Interface dataset entries
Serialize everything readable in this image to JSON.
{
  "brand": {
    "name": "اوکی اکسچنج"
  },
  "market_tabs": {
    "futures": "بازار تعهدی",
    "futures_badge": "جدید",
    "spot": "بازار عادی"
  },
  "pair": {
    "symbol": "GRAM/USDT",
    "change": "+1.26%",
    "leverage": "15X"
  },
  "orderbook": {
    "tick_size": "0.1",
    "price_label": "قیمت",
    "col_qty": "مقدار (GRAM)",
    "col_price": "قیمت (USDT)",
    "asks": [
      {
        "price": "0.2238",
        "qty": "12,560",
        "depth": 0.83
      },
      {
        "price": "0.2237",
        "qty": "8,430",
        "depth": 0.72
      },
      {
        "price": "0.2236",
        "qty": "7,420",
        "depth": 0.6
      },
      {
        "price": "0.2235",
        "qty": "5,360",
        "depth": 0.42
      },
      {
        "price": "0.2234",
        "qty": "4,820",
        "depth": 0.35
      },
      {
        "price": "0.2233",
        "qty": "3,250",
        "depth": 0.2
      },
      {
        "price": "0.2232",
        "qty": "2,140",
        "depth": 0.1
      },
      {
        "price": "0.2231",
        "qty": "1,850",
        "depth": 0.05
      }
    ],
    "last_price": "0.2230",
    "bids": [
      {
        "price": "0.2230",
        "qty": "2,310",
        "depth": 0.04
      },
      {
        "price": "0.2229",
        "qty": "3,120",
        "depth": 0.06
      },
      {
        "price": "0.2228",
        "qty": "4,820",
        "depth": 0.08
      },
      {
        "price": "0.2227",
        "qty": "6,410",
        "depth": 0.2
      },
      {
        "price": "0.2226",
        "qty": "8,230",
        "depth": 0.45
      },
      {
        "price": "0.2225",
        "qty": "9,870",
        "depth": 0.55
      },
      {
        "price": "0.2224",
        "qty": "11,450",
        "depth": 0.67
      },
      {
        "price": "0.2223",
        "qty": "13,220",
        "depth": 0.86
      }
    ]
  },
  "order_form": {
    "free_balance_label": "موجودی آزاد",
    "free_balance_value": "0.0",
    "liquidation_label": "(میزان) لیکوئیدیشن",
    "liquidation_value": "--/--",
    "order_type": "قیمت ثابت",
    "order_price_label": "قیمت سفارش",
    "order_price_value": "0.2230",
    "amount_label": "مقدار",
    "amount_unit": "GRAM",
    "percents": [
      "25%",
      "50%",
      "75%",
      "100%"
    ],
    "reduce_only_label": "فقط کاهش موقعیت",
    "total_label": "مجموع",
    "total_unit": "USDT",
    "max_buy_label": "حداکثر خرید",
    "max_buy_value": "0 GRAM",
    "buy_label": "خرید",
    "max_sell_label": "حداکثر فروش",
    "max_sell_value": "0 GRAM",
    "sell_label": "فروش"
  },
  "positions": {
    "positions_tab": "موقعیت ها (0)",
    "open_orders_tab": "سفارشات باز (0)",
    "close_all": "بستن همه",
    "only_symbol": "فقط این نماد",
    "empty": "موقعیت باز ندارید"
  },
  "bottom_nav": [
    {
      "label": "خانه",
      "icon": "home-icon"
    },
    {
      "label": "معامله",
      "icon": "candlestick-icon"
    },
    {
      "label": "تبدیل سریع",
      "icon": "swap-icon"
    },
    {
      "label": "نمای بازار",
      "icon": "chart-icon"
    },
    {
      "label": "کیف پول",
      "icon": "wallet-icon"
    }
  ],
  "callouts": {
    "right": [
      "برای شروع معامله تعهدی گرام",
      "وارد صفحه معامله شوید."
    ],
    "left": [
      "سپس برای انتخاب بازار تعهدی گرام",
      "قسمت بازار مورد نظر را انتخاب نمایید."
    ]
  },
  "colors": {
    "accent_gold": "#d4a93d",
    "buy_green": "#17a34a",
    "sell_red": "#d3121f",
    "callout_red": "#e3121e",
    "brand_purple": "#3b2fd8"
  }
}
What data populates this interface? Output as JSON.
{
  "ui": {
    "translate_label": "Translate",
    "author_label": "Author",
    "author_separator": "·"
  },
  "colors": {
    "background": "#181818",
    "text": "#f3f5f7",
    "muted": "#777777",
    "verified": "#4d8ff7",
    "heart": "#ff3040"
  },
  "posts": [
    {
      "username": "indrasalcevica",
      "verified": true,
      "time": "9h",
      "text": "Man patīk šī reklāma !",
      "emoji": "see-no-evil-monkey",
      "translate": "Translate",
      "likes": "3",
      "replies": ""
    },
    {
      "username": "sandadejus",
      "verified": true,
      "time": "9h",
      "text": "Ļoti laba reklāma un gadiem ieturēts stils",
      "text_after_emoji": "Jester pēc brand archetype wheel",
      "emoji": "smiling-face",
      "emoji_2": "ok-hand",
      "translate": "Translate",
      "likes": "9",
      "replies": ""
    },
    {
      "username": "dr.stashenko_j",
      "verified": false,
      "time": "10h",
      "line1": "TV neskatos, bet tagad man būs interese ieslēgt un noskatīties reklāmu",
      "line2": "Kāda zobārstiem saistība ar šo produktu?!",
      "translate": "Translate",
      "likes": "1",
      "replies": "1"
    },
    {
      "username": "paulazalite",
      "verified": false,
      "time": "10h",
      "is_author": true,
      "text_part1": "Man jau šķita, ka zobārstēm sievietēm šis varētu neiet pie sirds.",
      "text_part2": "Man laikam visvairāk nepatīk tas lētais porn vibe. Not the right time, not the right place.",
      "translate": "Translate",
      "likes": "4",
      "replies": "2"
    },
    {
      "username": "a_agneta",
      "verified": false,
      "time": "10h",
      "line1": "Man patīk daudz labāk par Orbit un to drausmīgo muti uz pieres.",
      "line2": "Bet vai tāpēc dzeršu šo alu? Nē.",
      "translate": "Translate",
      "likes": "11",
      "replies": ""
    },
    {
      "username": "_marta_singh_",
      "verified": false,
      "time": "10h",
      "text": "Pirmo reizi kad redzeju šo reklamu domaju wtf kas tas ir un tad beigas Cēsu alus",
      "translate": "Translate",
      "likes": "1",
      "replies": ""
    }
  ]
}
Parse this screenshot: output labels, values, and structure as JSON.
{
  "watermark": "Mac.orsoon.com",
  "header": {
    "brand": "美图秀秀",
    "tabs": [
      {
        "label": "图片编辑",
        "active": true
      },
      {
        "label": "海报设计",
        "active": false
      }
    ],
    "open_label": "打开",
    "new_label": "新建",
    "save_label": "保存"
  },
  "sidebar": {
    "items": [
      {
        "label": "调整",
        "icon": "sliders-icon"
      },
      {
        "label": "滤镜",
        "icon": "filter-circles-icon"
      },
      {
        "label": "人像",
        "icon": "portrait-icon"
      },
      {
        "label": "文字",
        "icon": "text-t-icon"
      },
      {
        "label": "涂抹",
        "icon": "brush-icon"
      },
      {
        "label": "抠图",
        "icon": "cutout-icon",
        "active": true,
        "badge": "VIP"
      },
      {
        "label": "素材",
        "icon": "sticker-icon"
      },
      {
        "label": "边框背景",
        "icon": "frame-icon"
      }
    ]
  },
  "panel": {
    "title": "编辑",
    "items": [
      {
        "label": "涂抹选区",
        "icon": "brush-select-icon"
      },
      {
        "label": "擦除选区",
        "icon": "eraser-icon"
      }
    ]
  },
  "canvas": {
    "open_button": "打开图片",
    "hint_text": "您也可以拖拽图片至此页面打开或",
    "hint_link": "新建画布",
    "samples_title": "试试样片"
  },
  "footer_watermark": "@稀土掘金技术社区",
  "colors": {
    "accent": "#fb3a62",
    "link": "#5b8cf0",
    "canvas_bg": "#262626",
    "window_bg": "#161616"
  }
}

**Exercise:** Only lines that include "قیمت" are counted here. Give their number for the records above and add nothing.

**Exercise result:** 4